Work to complete | Work through the data line by line, gathering every line that has the word "selected".

Provided material |
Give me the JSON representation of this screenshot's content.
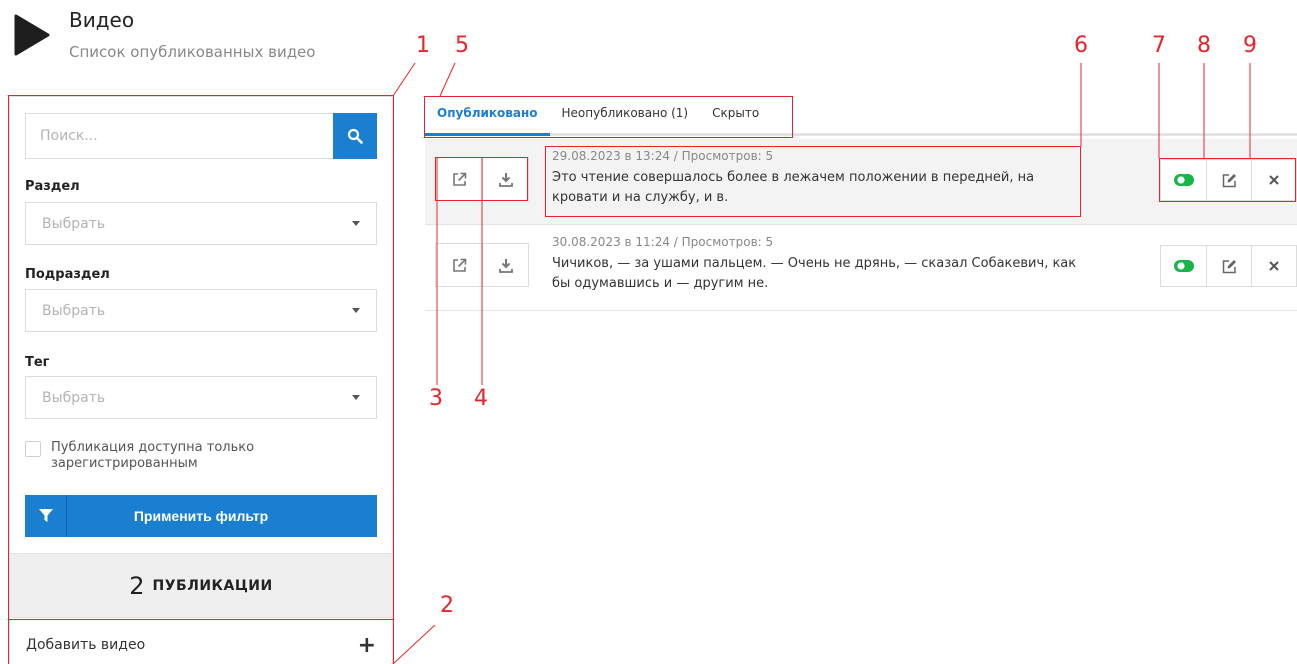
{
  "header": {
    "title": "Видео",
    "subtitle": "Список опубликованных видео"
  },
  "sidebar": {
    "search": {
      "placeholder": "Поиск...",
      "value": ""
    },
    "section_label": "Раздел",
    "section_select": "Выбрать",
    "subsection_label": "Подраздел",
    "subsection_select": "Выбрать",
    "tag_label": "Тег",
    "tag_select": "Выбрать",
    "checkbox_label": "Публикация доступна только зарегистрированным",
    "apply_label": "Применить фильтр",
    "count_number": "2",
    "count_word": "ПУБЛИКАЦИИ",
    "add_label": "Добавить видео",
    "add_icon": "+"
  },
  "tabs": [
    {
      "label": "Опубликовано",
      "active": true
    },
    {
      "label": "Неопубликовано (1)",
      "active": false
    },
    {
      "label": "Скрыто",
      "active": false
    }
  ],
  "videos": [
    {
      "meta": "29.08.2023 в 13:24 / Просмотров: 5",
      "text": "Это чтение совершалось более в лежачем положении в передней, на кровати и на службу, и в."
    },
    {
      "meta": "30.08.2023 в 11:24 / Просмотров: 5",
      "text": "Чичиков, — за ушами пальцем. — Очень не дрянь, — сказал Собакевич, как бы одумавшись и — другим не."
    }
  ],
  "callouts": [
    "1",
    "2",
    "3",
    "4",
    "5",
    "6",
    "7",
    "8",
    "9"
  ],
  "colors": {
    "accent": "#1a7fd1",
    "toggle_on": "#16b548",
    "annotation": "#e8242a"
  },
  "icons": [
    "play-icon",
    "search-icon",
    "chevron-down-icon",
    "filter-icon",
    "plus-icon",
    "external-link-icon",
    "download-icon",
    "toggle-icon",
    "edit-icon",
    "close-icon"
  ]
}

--

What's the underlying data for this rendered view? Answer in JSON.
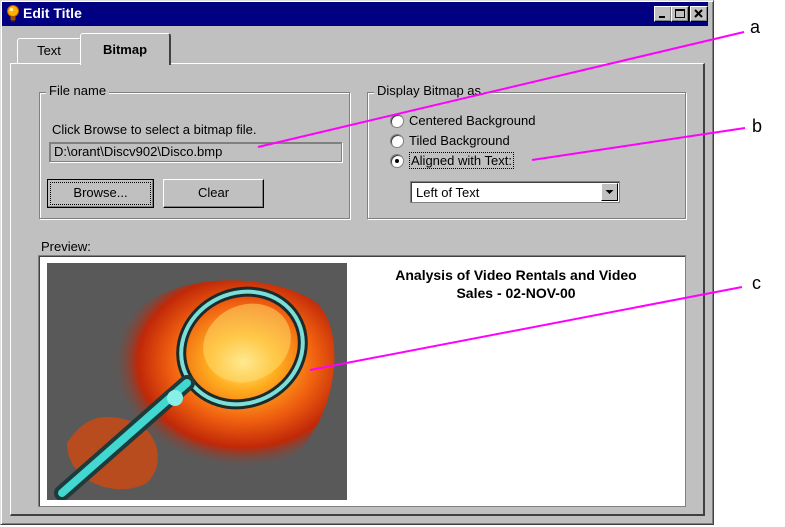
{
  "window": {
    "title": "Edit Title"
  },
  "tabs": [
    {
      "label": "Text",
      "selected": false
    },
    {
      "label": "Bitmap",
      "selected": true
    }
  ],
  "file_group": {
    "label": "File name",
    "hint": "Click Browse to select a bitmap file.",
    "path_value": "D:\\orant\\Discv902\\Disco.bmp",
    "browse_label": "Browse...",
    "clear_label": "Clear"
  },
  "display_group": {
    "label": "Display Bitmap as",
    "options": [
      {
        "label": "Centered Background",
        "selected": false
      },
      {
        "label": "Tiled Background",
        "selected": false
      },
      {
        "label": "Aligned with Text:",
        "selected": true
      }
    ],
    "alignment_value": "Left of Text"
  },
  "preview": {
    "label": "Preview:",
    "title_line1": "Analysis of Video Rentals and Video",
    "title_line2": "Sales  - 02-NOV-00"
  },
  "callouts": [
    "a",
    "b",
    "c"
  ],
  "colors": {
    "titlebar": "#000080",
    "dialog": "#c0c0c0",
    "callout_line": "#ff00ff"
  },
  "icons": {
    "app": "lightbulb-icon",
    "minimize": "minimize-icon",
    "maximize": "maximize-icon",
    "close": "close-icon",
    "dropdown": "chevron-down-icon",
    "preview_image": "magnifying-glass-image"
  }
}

Task output |
      "selected": false
      "selected": true
        "selected": false
        "selected": false
        "selected": true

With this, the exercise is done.